● Entries supplied
<<<<

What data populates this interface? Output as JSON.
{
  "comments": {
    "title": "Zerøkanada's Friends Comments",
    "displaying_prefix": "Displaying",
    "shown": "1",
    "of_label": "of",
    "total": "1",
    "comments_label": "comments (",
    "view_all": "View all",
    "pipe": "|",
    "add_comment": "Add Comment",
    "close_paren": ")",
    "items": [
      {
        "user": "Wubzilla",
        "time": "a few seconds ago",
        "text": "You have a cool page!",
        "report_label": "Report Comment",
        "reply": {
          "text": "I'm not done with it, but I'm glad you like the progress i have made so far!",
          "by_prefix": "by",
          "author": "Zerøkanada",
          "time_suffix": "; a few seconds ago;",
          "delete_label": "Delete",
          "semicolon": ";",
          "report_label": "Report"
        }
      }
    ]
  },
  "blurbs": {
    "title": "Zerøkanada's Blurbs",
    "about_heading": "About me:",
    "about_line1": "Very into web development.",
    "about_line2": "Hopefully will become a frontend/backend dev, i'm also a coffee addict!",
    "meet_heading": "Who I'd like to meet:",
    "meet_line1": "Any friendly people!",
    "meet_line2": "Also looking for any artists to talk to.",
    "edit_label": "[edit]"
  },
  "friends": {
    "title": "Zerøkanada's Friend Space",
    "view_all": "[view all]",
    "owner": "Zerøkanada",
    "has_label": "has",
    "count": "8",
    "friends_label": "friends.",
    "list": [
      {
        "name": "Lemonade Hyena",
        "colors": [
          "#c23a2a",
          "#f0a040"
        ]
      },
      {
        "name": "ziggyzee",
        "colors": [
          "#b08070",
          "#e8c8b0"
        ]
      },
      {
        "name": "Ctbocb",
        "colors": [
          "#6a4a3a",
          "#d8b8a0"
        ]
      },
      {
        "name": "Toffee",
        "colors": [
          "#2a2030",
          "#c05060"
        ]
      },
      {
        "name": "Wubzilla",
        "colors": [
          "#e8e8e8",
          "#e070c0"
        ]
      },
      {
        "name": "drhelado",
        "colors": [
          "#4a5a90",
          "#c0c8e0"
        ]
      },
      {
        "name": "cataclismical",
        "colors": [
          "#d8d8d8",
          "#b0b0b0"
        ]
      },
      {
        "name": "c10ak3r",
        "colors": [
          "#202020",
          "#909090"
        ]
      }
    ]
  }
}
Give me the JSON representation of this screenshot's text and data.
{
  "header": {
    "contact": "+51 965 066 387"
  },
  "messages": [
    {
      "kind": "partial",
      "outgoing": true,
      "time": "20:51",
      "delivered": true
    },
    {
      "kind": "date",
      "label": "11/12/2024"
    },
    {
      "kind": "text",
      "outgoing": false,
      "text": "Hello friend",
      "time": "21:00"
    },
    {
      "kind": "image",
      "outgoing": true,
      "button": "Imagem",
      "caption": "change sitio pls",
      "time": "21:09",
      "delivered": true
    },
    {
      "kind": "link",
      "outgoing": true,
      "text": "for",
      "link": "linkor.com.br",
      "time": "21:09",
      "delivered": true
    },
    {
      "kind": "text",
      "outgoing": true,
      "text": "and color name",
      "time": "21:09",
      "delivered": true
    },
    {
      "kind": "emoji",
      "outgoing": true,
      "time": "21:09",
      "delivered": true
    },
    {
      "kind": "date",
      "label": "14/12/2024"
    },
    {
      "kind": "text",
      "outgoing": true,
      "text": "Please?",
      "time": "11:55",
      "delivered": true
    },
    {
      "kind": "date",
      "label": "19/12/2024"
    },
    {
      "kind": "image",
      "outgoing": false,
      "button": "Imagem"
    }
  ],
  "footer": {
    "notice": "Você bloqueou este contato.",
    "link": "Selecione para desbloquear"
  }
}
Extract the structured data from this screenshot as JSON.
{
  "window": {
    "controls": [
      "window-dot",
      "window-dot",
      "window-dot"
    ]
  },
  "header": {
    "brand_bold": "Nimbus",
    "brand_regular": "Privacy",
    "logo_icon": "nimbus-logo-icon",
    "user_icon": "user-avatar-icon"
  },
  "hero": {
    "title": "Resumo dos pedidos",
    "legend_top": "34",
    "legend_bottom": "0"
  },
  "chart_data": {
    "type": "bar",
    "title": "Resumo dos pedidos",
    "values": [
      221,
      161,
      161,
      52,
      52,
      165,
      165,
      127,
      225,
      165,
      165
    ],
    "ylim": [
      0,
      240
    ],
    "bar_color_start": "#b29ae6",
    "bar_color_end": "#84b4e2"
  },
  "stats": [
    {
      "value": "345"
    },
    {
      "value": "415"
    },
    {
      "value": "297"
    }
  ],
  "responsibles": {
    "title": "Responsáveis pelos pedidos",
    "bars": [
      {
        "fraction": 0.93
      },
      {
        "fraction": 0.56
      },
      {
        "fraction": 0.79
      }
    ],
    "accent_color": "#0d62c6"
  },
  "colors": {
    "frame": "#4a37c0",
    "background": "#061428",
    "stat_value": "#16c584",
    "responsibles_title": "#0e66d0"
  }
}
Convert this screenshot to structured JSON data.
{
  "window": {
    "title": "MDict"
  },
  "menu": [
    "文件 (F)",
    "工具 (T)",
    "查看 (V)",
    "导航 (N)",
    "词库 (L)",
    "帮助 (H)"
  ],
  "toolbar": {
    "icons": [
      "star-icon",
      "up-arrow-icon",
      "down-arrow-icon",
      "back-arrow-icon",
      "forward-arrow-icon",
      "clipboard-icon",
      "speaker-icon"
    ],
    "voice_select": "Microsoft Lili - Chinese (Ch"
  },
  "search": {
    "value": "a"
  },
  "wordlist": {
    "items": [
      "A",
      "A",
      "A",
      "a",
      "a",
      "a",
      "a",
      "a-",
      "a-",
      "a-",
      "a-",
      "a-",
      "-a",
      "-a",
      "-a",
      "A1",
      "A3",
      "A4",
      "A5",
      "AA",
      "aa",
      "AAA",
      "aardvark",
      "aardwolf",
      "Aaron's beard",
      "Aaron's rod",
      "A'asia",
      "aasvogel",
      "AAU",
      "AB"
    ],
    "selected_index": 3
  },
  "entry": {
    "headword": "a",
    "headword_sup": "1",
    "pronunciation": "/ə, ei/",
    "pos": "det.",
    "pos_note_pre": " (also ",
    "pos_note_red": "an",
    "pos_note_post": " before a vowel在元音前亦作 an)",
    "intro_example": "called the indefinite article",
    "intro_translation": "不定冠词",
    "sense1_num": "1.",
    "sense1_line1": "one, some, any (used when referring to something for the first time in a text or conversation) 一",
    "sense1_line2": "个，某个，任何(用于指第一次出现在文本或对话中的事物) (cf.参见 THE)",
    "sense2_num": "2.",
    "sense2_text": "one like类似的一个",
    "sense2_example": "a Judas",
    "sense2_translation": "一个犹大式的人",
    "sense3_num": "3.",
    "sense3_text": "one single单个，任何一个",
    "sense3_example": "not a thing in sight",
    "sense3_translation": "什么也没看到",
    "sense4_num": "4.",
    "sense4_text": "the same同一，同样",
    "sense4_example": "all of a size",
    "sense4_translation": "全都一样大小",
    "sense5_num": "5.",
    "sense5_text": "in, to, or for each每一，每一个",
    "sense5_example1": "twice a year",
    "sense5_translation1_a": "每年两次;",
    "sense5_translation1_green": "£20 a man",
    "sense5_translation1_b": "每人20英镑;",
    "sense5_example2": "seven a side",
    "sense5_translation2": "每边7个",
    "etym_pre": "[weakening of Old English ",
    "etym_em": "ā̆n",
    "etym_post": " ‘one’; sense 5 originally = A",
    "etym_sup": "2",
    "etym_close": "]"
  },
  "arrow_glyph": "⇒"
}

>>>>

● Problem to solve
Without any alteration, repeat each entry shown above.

● Solution to this task
What data populates this interface? Output as JSON.
{
  "comments": {
    "title": "Zerøkanada's Friends Comments",
    "displaying_prefix": "Displaying",
    "shown": "1",
    "of_label": "of",
    "total": "1",
    "comments_label": "comments (",
    "view_all": "View all",
    "pipe": "|",
    "add_comment": "Add Comment",
    "close_paren": ")",
    "items": [
      {
        "user": "Wubzilla",
        "time": "a few seconds ago",
        "text": "You have a cool page!",
        "report_label": "Report Comment",
        "reply": {
          "text": "I'm not done with it, but I'm glad you like the progress i have made so far!",
          "by_prefix": "by",
          "author": "Zerøkanada",
          "time_suffix": "; a few seconds ago;",
          "delete_label": "Delete",
          "semicolon": ";",
          "report_label": "Report"
        }
      }
    ]
  },
  "blurbs": {
    "title": "Zerøkanada's Blurbs",
    "about_heading": "About me:",
    "about_line1": "Very into web development.",
    "about_line2": "Hopefully will become a frontend/backend dev, i'm also a coffee addict!",
    "meet_heading": "Who I'd like to meet:",
    "meet_line1": "Any friendly people!",
    "meet_line2": "Also looking for any artists to talk to.",
    "edit_label": "[edit]"
  },
  "friends": {
    "title": "Zerøkanada's Friend Space",
    "view_all": "[view all]",
    "owner": "Zerøkanada",
    "has_label": "has",
    "count": "8",
    "friends_label": "friends.",
    "list": [
      {
        "name": "Lemonade Hyena",
        "colors": [
          "#c23a2a",
          "#f0a040"
        ]
      },
      {
        "name": "ziggyzee",
        "colors": [
          "#b08070",
          "#e8c8b0"
        ]
      },
      {
        "name": "Ctbocb",
        "colors": [
          "#6a4a3a",
          "#d8b8a0"
        ]
      },
      {
        "name": "Toffee",
        "colors": [
          "#2a2030",
          "#c05060"
        ]
      },
      {
        "name": "Wubzilla",
        "colors": [
          "#e8e8e8",
          "#e070c0"
        ]
      },
      {
        "name": "drhelado",
        "colors": [
          "#4a5a90",
          "#c0c8e0"
        ]
      },
      {
        "name": "cataclismical",
        "colors": [
          "#d8d8d8",
          "#b0b0b0"
        ]
      },
      {
        "name": "c10ak3r",
        "colors": [
          "#202020",
          "#909090"
        ]
      }
    ]
  }
}
Give me the JSON representation of this screenshot's text and data.
{
  "header": {
    "contact": "+51 965 066 387"
  },
  "messages": [
    {
      "kind": "partial",
      "outgoing": true,
      "time": "20:51",
      "delivered": true
    },
    {
      "kind": "date",
      "label": "11/12/2024"
    },
    {
      "kind": "text",
      "outgoing": false,
      "text": "Hello friend",
      "time": "21:00"
    },
    {
      "kind": "image",
      "outgoing": true,
      "button": "Imagem",
      "caption": "change sitio pls",
      "time": "21:09",
      "delivered": true
    },
    {
      "kind": "link",
      "outgoing": true,
      "text": "for",
      "link": "linkor.com.br",
      "time": "21:09",
      "delivered": true
    },
    {
      "kind": "text",
      "outgoing": true,
      "text": "and color name",
      "time": "21:09",
      "delivered": true
    },
    {
      "kind": "emoji",
      "outgoing": true,
      "time": "21:09",
      "delivered": true
    },
    {
      "kind": "date",
      "label": "14/12/2024"
    },
    {
      "kind": "text",
      "outgoing": true,
      "text": "Please?",
      "time": "11:55",
      "delivered": true
    },
    {
      "kind": "date",
      "label": "19/12/2024"
    },
    {
      "kind": "image",
      "outgoing": false,
      "button": "Imagem"
    }
  ],
  "footer": {
    "notice": "Você bloqueou este contato.",
    "link": "Selecione para desbloquear"
  }
}
Extract the structured data from this screenshot as JSON.
{
  "window": {
    "controls": [
      "window-dot",
      "window-dot",
      "window-dot"
    ]
  },
  "header": {
    "brand_bold": "Nimbus",
    "brand_regular": "Privacy",
    "logo_icon": "nimbus-logo-icon",
    "user_icon": "user-avatar-icon"
  },
  "hero": {
    "title": "Resumo dos pedidos",
    "legend_top": "34",
    "legend_bottom": "0"
  },
  "chart_data": {
    "type": "bar",
    "title": "Resumo dos pedidos",
    "values": [
      221,
      161,
      161,
      52,
      52,
      165,
      165,
      127,
      225,
      165,
      165
    ],
    "ylim": [
      0,
      240
    ],
    "bar_color_start": "#b29ae6",
    "bar_color_end": "#84b4e2"
  },
  "stats": [
    {
      "value": "345"
    },
    {
      "value": "415"
    },
    {
      "value": "297"
    }
  ],
  "responsibles": {
    "title": "Responsáveis pelos pedidos",
    "bars": [
      {
        "fraction": 0.93
      },
      {
        "fraction": 0.56
      },
      {
        "fraction": 0.79
      }
    ],
    "accent_color": "#0d62c6"
  },
  "colors": {
    "frame": "#4a37c0",
    "background": "#061428",
    "stat_value": "#16c584",
    "responsibles_title": "#0e66d0"
  }
}
Convert this screenshot to structured JSON data.
{
  "window": {
    "title": "MDict"
  },
  "menu": [
    "文件 (F)",
    "工具 (T)",
    "查看 (V)",
    "导航 (N)",
    "词库 (L)",
    "帮助 (H)"
  ],
  "toolbar": {
    "icons": [
      "star-icon",
      "up-arrow-icon",
      "down-arrow-icon",
      "back-arrow-icon",
      "forward-arrow-icon",
      "clipboard-icon",
      "speaker-icon"
    ],
    "voice_select": "Microsoft Lili - Chinese (Ch"
  },
  "search": {
    "value": "a"
  },
  "wordlist": {
    "items": [
      "A",
      "A",
      "A",
      "a",
      "a",
      "a",
      "a",
      "a-",
      "a-",
      "a-",
      "a-",
      "a-",
      "-a",
      "-a",
      "-a",
      "A1",
      "A3",
      "A4",
      "A5",
      "AA",
      "aa",
      "AAA",
      "aardvark",
      "aardwolf",
      "Aaron's beard",
      "Aaron's rod",
      "A'asia",
      "aasvogel",
      "AAU",
      "AB"
    ],
    "selected_index": 3
  },
  "entry": {
    "headword": "a",
    "headword_sup": "1",
    "pronunciation": "/ə, ei/",
    "pos": "det.",
    "pos_note_pre": " (also ",
    "pos_note_red": "an",
    "pos_note_post": " before a vowel在元音前亦作 an)",
    "intro_example": "called the indefinite article",
    "intro_translation": "不定冠词",
    "sense1_num": "1.",
    "sense1_line1": "one, some, any (used when referring to something for the first time in a text or conversation) 一",
    "sense1_line2": "个，某个，任何(用于指第一次出现在文本或对话中的事物) (cf.参见 THE)",
    "sense2_num": "2.",
    "sense2_text": "one like类似的一个",
    "sense2_example": "a Judas",
    "sense2_translation": "一个犹大式的人",
    "sense3_num": "3.",
    "sense3_text": "one single单个，任何一个",
    "sense3_example": "not a thing in sight",
    "sense3_translation": "什么也没看到",
    "sense4_num": "4.",
    "sense4_text": "the same同一，同样",
    "sense4_example": "all of a size",
    "sense4_translation": "全都一样大小",
    "sense5_num": "5.",
    "sense5_text": "in, to, or for each每一，每一个",
    "sense5_example1": "twice a year",
    "sense5_translation1_a": "每年两次;",
    "sense5_translation1_green": "£20 a man",
    "sense5_translation1_b": "每人20英镑;",
    "sense5_example2": "seven a side",
    "sense5_translation2": "每边7个",
    "etym_pre": "[weakening of Old English ",
    "etym_em": "ā̆n",
    "etym_post": " ‘one’; sense 5 originally = A",
    "etym_sup": "2",
    "etym_close": "]"
  },
  "arrow_glyph": "⇒"
}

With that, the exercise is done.